DIRECTOR: Timur Bekmambetov
Who thought it was a good idea to remake Ben-Hur? Well, on paper, it would seem to be a possibility. Ben-Hur has been hitting our cinema screens since 1907, with three other theatrical versions before this one; a short silent effort in 1907, the 1925 silent epic and the blockbusting MGM epic from 1959.
But this follows stage plays, TV movies and even animated movies, all based on General Lee Wallace’s 1880 novel of the same name. But if a comparison is to be made, let us focus on the 1959 Charlton Heston movie. That, which ran for over three and half hours, takes its time to establish characters and situations, then takes us on a journey across the Roman Empire as we follow the turmoil of Judah Ben-Hur, betrayed by his best friend, a Roman who he considered to be a brother.
This journey takes place and parallels the life and ultimate execution of Jesus Christ and with this parallel, Judah is gradually inspired to temper his vengeance against his friend turned enemy and after the famous chariot race and the hollow victory therein, he will witness the crucifixion and through several machinations, find solace in the fledgling Christian movement.
So, how does this version hold up? To the 1959 version; not very well. This two-hour action movie is centred around the chariot race from start to finish, something which happens in the second act of the 1959 version but this is NOT the conclusion, but a catalyst for the finale.
Here, even though the events play out in a similar fashion, they are rushed and none of the character moments are earned. It is as if the film was pitched soley on the concept of showing an action packed chariot race in the 21st century.
If you want to see a modern interpretation of this race, possibly cinema’s greatest such sequence, then look at Star Wars: Episode I’s Podrace which captures the spirit perfectly. The positioning of this race and its significance to the plot was the same in the 1925 version as well, yet the fifteen minute 1907 short pretty much cherry picked the same plot elements as this 2016 version, which is quite telling really.
There was little interest in the story, just a cynical desire to bring this iconic movie back to the big screen and milk it as they would any franchise. But Ben-Hur is a poisoned chalice, so iconic that it would have to have offered something new without losing the original feel to succeed, as this classic simply did not warrant a remake.
But if you are going to remake it, give it a mega budget, which they did not, an all star cast, again, not the case and bring on board a top director to lead this project.
Instead we have a cast of relative unknowns, with Morgan Freeman being the most notable cast member, the director of such movies as Wanted (2007) and a small budget of just $100,000,000, when a blockbuster these days is usually pushing $200,000,000.
The main selling point for the previous two Ben-Hurs was the scale.
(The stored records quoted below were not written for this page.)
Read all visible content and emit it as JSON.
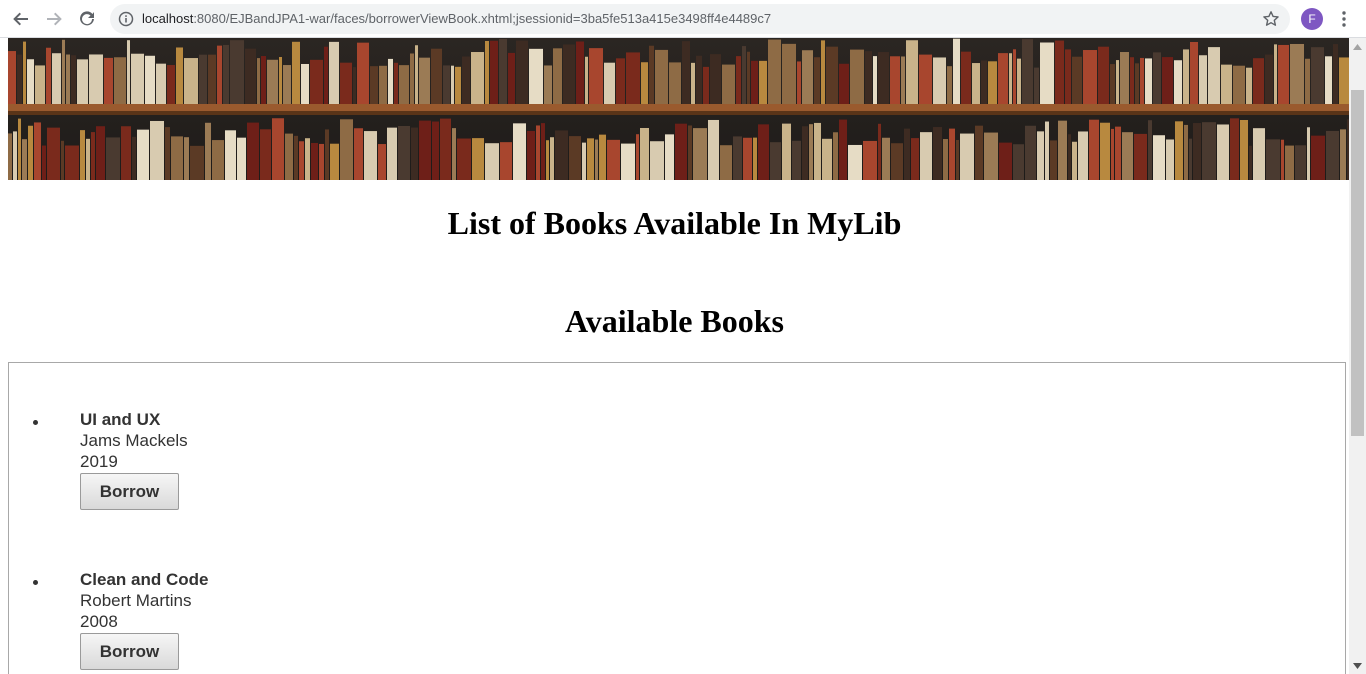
{
  "browser": {
    "url_host": "localhost",
    "url_rest": ":8080/EJBandJPA1-war/faces/borrowerViewBook.xhtml;jsessionid=3ba5fe513a415e3498ff4e4489c7",
    "avatar_letter": "F",
    "icons": [
      "back-arrow-icon",
      "forward-arrow-icon",
      "reload-icon",
      "info-icon",
      "star-icon",
      "menu-dots-icon"
    ]
  },
  "page": {
    "heading": "List of Books Available In MyLib",
    "subheading": "Available Books"
  },
  "books": [
    {
      "title": "UI and UX",
      "author": "Jams Mackels",
      "year": "2019",
      "button": "Borrow"
    },
    {
      "title": "Clean and Code",
      "author": "Robert Martins",
      "year": "2008",
      "button": "Borrow"
    }
  ],
  "colors": {
    "avatar": "#7e57c2",
    "text": "#333333"
  }
}
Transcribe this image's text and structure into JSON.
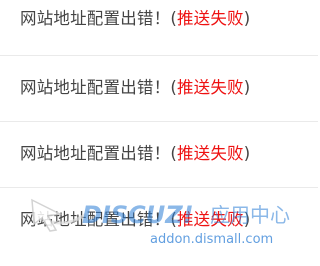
{
  "list": {
    "items": [
      {
        "message": "网站地址配置出错！",
        "paren_open": "(",
        "status": "推送失败",
        "paren_close": ")"
      },
      {
        "message": "网站地址配置出错！",
        "paren_open": "(",
        "status": "推送失败",
        "paren_close": ")"
      },
      {
        "message": "网站地址配置出错！",
        "paren_open": "(",
        "status": "推送失败",
        "paren_close": ")"
      },
      {
        "message": "网站地址配置出错！",
        "paren_open": "(",
        "status": "推送失败",
        "paren_close": ")"
      }
    ]
  },
  "watermark": {
    "brand": "DISCUZ!",
    "subtitle": "应用中心",
    "url": "addon.dismall.com"
  },
  "colors": {
    "text": "#444444",
    "status_fail": "#ee1111",
    "divider": "#eaeaea",
    "watermark_blue": "#2e7fd6"
  }
}
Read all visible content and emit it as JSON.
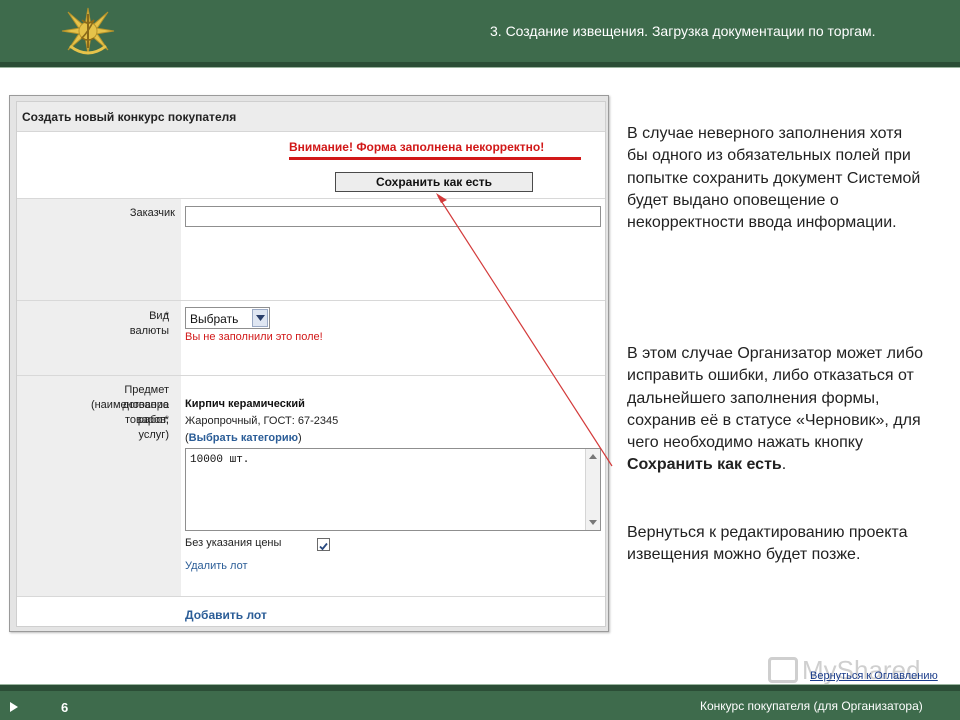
{
  "header": {
    "title": "3. Создание извещения. Загрузка документации по торгам."
  },
  "form": {
    "heading": "Создать новый конкурс покупателя",
    "warning": "Внимание! Форма заполнена некорректно!",
    "save_button": "Сохранить как есть",
    "customer_label": "Заказчик",
    "currency_label": "Вид валюты",
    "currency_value": "Выбрать",
    "currency_error": "Вы не заполнили это поле!",
    "subject_label_1": "Предмет договора",
    "subject_label_2": "(наименование товаров,",
    "subject_label_3": "работ, услуг)",
    "required_mark": "*",
    "product_name": "Кирпич керамический",
    "product_desc": "Жаропрочный, ГОСТ: 67-2345",
    "category_open": "(",
    "category_link": "Выбрать категорию",
    "category_close": ")",
    "quantity": "10000 шт.",
    "no_price_label": "Без указания цены",
    "no_price_checked": true,
    "delete_lot": "Удалить лот",
    "add_lot": "Добавить лот"
  },
  "description": {
    "p1": "В случае неверного заполнения хотя бы одного из обязательных полей при попытке сохранить документ Системой будет выдано оповещение о некорректности ввода информации.",
    "p2_text": "В этом случае Организатор может либо исправить ошибки, либо отказаться от дальнейшего заполнения формы, сохранив её в статусе «Черновик», для чего необходимо нажать кнопку",
    "p2_bold": "Сохранить как есть",
    "p2_end": ".",
    "p3": "Вернуться к редактированию проекта извещения можно будет позже."
  },
  "watermark": "MyShared",
  "back_link": "Вернуться к Оглавлению",
  "footer": {
    "page_number": "6",
    "text": "Конкурс покупателя (для Организатора)"
  },
  "colors": {
    "band": "#3e6b4c",
    "band_dark": "#2b4d36",
    "error": "#d11818",
    "link": "#2b5d97"
  }
}
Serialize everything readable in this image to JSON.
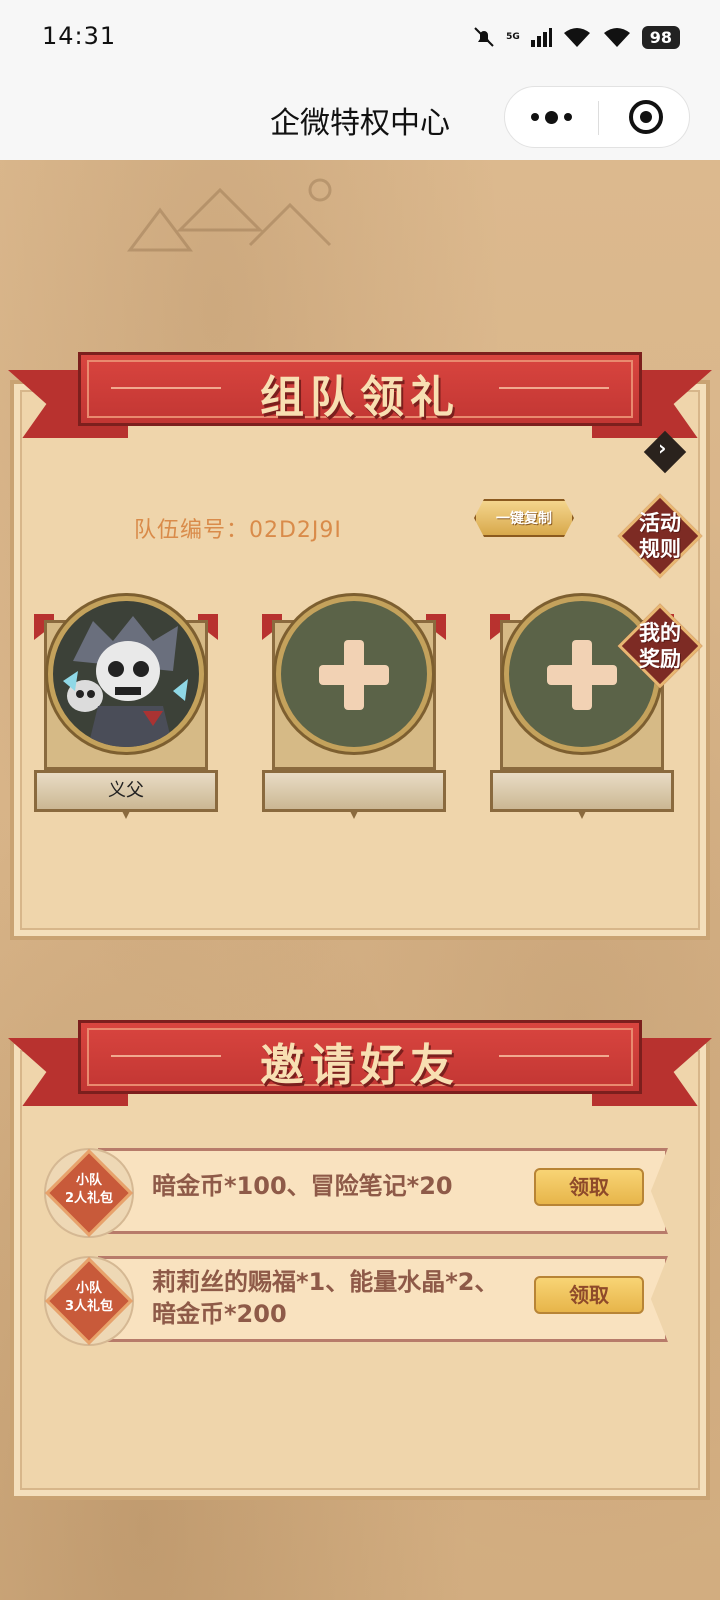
{
  "status_bar": {
    "time": "14:31",
    "network": "5G",
    "battery": "98"
  },
  "title_bar": {
    "title": "企微特权中心"
  },
  "team_section": {
    "banner_title": "组队领礼",
    "team_code_label": "队伍编号：02D2J9I",
    "copy_button": "一键复制",
    "rules_badge": "活动\n规则",
    "rewards_badge": "我的\n奖励",
    "members": [
      {
        "name": "义父",
        "filled": true
      },
      {
        "name": "",
        "filled": false
      },
      {
        "name": "",
        "filled": false
      }
    ]
  },
  "invite_section": {
    "banner_title": "邀请好友",
    "rewards": [
      {
        "badge": "小队\n2人礼包",
        "text": "暗金币*100、冒险笔记*20",
        "button": "领取"
      },
      {
        "badge": "小队\n3人礼包",
        "text": "莉莉丝的赐福*1、能量水晶*2、暗金币*200",
        "button": "领取"
      }
    ]
  },
  "colors": {
    "banner_red": "#c23633",
    "parchment": "#efd5ab",
    "button_gold": "#e7b54a"
  }
}
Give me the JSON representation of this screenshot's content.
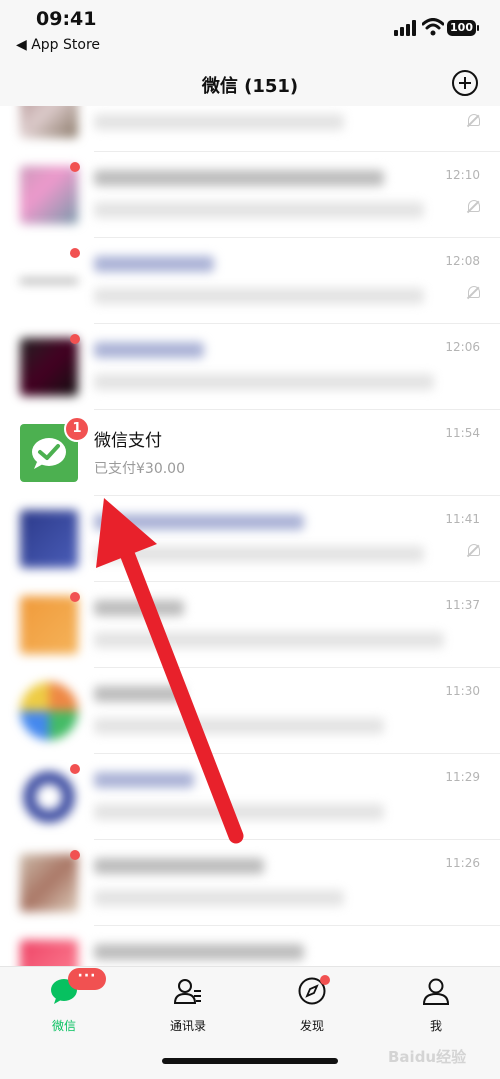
{
  "status_bar": {
    "time": "09:41",
    "back_app": "◀ App Store",
    "battery": "100"
  },
  "header": {
    "title": "微信 (151)"
  },
  "chats": [
    {
      "time": ""
    },
    {
      "time": "12:10"
    },
    {
      "time": "12:08"
    },
    {
      "time": "12:06"
    },
    {
      "name": "微信支付",
      "preview": "已支付¥30.00",
      "time": "11:54",
      "badge": "1"
    },
    {
      "time": "11:41"
    },
    {
      "time": "11:37"
    },
    {
      "time": "11:30"
    },
    {
      "time": "11:29"
    },
    {
      "time": "11:26"
    }
  ],
  "tabbar": {
    "chats_label": "微信",
    "contacts_label": "通讯录",
    "discover_label": "发现",
    "me_label": "我",
    "chats_badge": "···"
  },
  "watermark": "Baidu经验",
  "colors": {
    "accent": "#07c160",
    "badge": "#f15151",
    "arrow": "#e8212b"
  }
}
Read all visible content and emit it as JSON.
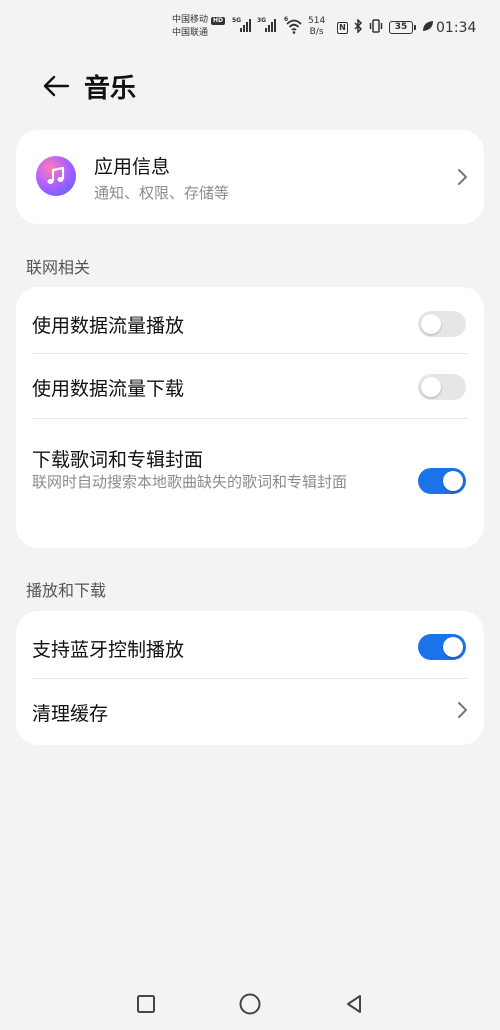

These were epics and pushed the technology, filmmaking styles and never shied away from the strong religious overtones. Here it looks like it is given little more than lip service hoping to pander to the religious right.
It failed. Darren Aronofsky’s Noah (2013) made more of an impact and it divided audiences, but at least it was faithful to itself, pushed boundaries and left its mark on cinema.
But by the end, my jaw was literally on the floor as the maimed Massalia reconciled with Judah and the pair ride off into the sunset together, all forgiven….
And more importantly, what was the point? Jesus sacrified himself, (in the story) so that people like Judah would put down their swords and learn to forgive, yet in the end, Judah and Massalia sacrifice nothing as they both regain their friendship and live happily ever after. In the previous versions, Ben-Hur beat Massalia but he has the last laugh as his mother and sister have been left with leprosy, that is until Jesus’ death sparks a miracle which cures them. This was his reward for seeing the error of his ways, not getting his family and his friend back.
In the end, this is not a bad action romp, very watchable and is an entertaining spectacle but ultimately forgettable. It will entertain for two hours but leaves you with nothing to think about, unlike the books, plays and films which have preceded this.
A real shame…